Just past noon on April 6, 1892, a hurried messenger arrived at the Salt Lake Temple with materials to place inside the temple’s capstone — the large granite sphere upon which the 12-foot 5-inch angel Moroni statue stands.
Four parcels wrapped in silk oilcloth were carefully laid in the north, south, east and west parts of the capstone, according to an article in the Salt Lake Herald-Republican published the following day. The south and east parcels were placed in concrete compartments; the north and west parcels were laid directly into concrete.

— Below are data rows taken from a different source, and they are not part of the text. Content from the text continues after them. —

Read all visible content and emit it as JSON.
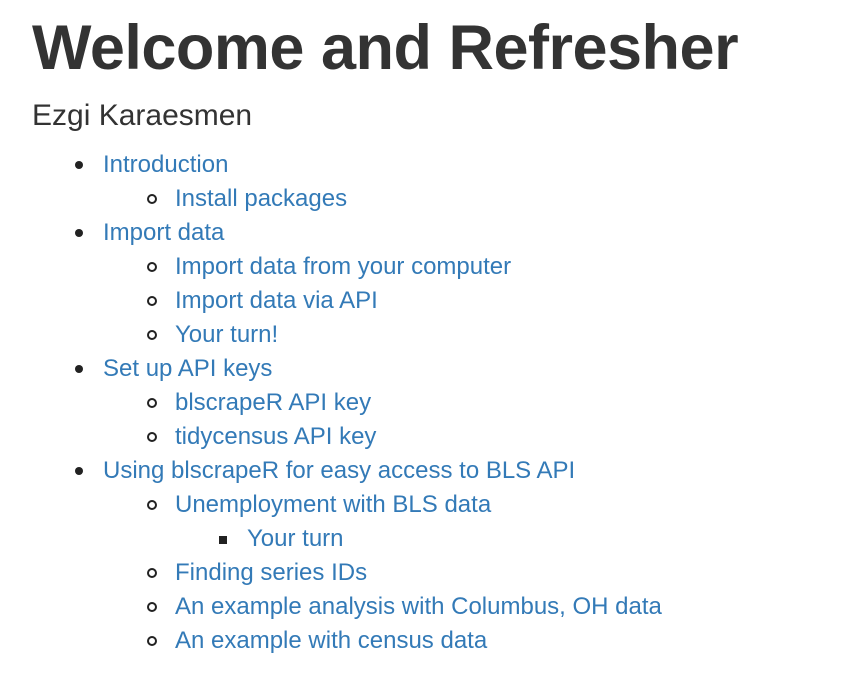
{
  "header": {
    "title": "Welcome and Refresher",
    "author": "Ezgi Karaesmen"
  },
  "toc": [
    {
      "label": "Introduction",
      "children": [
        {
          "label": "Install packages",
          "children": []
        }
      ]
    },
    {
      "label": "Import data",
      "children": [
        {
          "label": "Import data from your computer",
          "children": []
        },
        {
          "label": "Import data via API",
          "children": []
        },
        {
          "label": "Your turn!",
          "children": []
        }
      ]
    },
    {
      "label": "Set up API keys",
      "children": [
        {
          "label": "blscrapeR API key",
          "children": []
        },
        {
          "label": "tidycensus API key",
          "children": []
        }
      ]
    },
    {
      "label": "Using blscrapeR for easy access to BLS API",
      "children": [
        {
          "label": "Unemployment with BLS data",
          "children": [
            {
              "label": "Your turn",
              "children": []
            }
          ]
        },
        {
          "label": "Finding series IDs",
          "children": []
        },
        {
          "label": "An example analysis with Columbus, OH data",
          "children": []
        },
        {
          "label": "An example with census data",
          "children": []
        }
      ]
    }
  ]
}
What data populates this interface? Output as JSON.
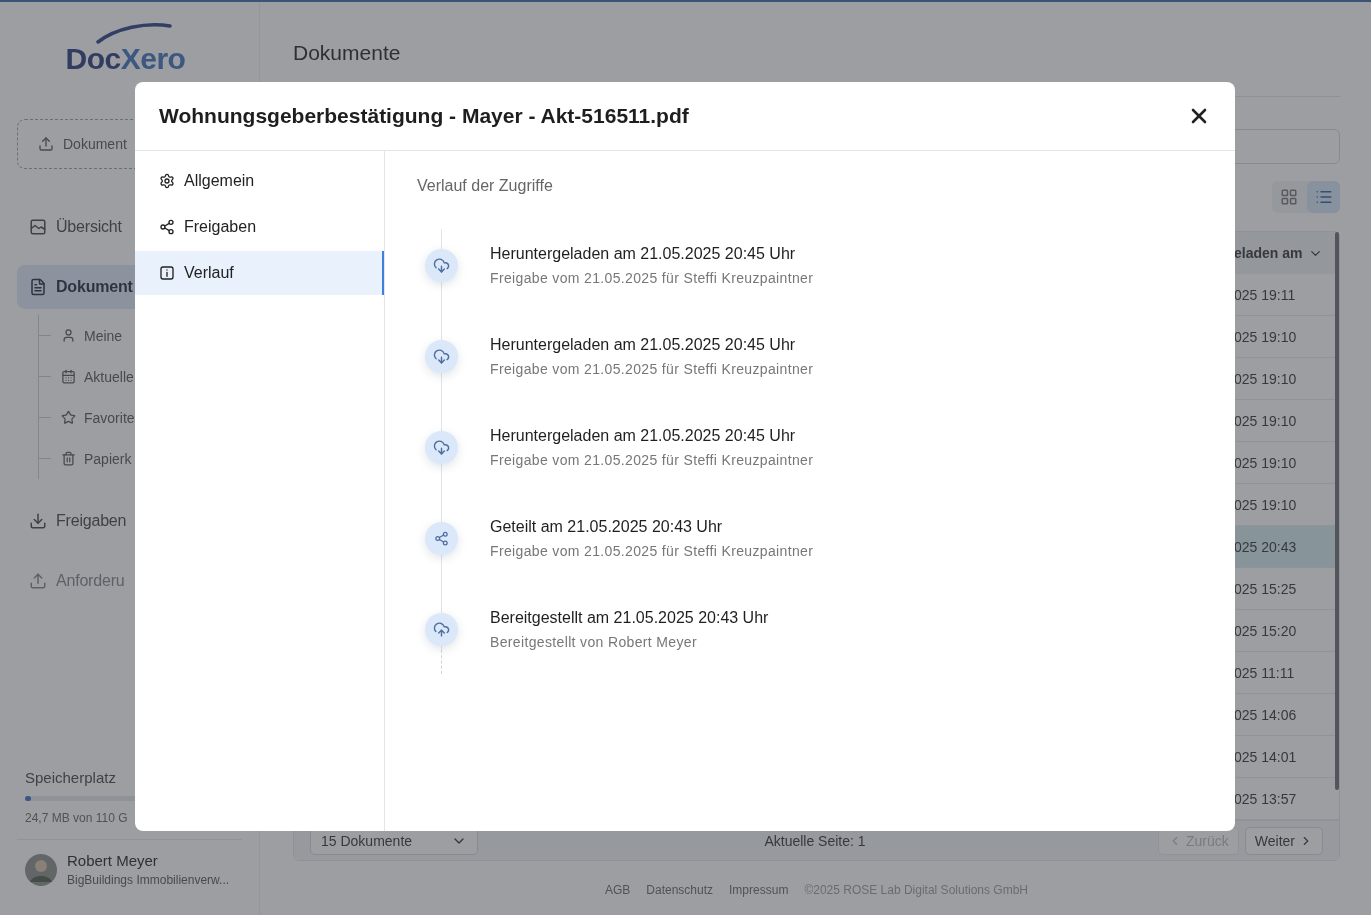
{
  "app": {
    "logo": [
      "Doc",
      "Xero"
    ],
    "upload_button": "Dokument",
    "nav": [
      {
        "label": "Übersicht",
        "selected": false,
        "disabled": false
      },
      {
        "label": "Dokument",
        "selected": true,
        "disabled": false,
        "children": [
          {
            "label": "Meine",
            "selected": false
          },
          {
            "label": "Aktuelle",
            "selected": false
          },
          {
            "label": "Favorite",
            "selected": false
          },
          {
            "label": "Papierk",
            "selected": false
          }
        ]
      },
      {
        "label": "Freigaben",
        "selected": false,
        "disabled": false
      },
      {
        "label": "Anforderu",
        "selected": false,
        "disabled": true
      }
    ],
    "storage": {
      "label": "Speicherplatz",
      "level": 0.03,
      "reading": "24,7 MB von 110 G"
    },
    "user": {
      "name": "Robert Meyer",
      "organization": "BigBuildings Immobilienverw..."
    }
  },
  "page": {
    "title": "Dokumente",
    "view_toggle": [
      {
        "kind": "grid",
        "selected": false
      },
      {
        "kind": "list",
        "selected": true
      }
    ],
    "table": {
      "columns": [
        "eladen am"
      ],
      "rows": [
        {
          "cell": "025 19:11",
          "selected": false
        },
        {
          "cell": "025 19:10",
          "selected": false
        },
        {
          "cell": "025 19:10",
          "selected": false
        },
        {
          "cell": "025 19:10",
          "selected": false
        },
        {
          "cell": "025 19:10",
          "selected": false
        },
        {
          "cell": "025 19:10",
          "selected": false
        },
        {
          "cell": "025 20:43",
          "selected": true
        },
        {
          "cell": "025 15:25",
          "selected": false
        },
        {
          "cell": "025 15:20",
          "selected": false
        },
        {
          "cell": "025 11:11",
          "selected": false
        },
        {
          "cell": "025 14:06",
          "selected": false
        },
        {
          "cell": "025 14:01",
          "selected": false
        },
        {
          "cell": "025 13:57",
          "selected": false
        }
      ]
    },
    "pagination": {
      "page_size": "15 Dokumente",
      "current": "Aktuelle Seite: 1",
      "prev": {
        "label": "Zurück",
        "disabled": true
      },
      "next": {
        "label": "Weiter",
        "disabled": false
      }
    },
    "footer": [
      "AGB",
      "Datenschutz",
      "Impressum",
      "©2025 ROSE Lab Digital Solutions GmbH"
    ]
  },
  "dialog": {
    "title": "Wohnungsgeberbestätigung - Mayer - Akt-516511.pdf",
    "tabs": [
      {
        "label": "Allgemein",
        "selected": false
      },
      {
        "label": "Freigaben",
        "selected": false
      },
      {
        "label": "Verlauf",
        "selected": true
      }
    ],
    "heading": "Verlauf der Zugriffe",
    "events": [
      {
        "kind": "download",
        "title": "Heruntergeladen am 21.05.2025 20:45 Uhr",
        "detail": "Freigabe vom 21.05.2025 für Steffi Kreuzpaintner"
      },
      {
        "kind": "download",
        "title": "Heruntergeladen am 21.05.2025 20:45 Uhr",
        "detail": "Freigabe vom 21.05.2025 für Steffi Kreuzpaintner"
      },
      {
        "kind": "download",
        "title": "Heruntergeladen am 21.05.2025 20:45 Uhr",
        "detail": "Freigabe vom 21.05.2025 für Steffi Kreuzpaintner"
      },
      {
        "kind": "share",
        "title": "Geteilt am 21.05.2025 20:43 Uhr",
        "detail": "Freigabe vom 21.05.2025 für Steffi Kreuzpaintner"
      },
      {
        "kind": "upload",
        "title": "Bereitgestellt am 21.05.2025 20:43 Uhr",
        "detail": "Bereitgestellt von Robert Meyer"
      }
    ]
  }
}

“There’s a dime, lay it in,” someone said. Within moments, every man on the platform threw coins into the capstone, the article states.
A few minutes later, a crowd of 40,000 watched as President Wilford Woodruff, fourth president of The Church of Jesus Christ of Latter-day Saints, laid the capstone by pressing a button to enact an electric motor and place it in position. The ceremony signified the end of construction of the Salt Lake Temple, and the sacred building was dedicated a year later.
More than 128 years later, on a morning in late May, the First Presidency — President Russell M. Nelson and his counselors, President Dallin H. Oaks and President Henry B. Eyring — donned masks and watched as Emiline Twitchell, conservator at the Church History Library, carefully removed items from the south compartment of the capstone.
Twitchell pointed out the leather binding of a book and the fragments of the oilcloth it was wrapped in. Twitchell and Emily Utt, historic sites curator for the Church, showed the First Presidency Parley P. Pratt’s signature on the book “Voice of Warning” and pages from the Pearl of Great Price.
“We did not expect to find much because we knew that the contents of the capstone had not been insulated from the weather during the 128 years that had elapsed,” said President Nelson. “But we wanted to be there anyway, just to be close and to pay tribute to the leaders and courageous pioneer craftsmen who against all odds built this magnificent temple.”
To read the full article, CLICK HERE.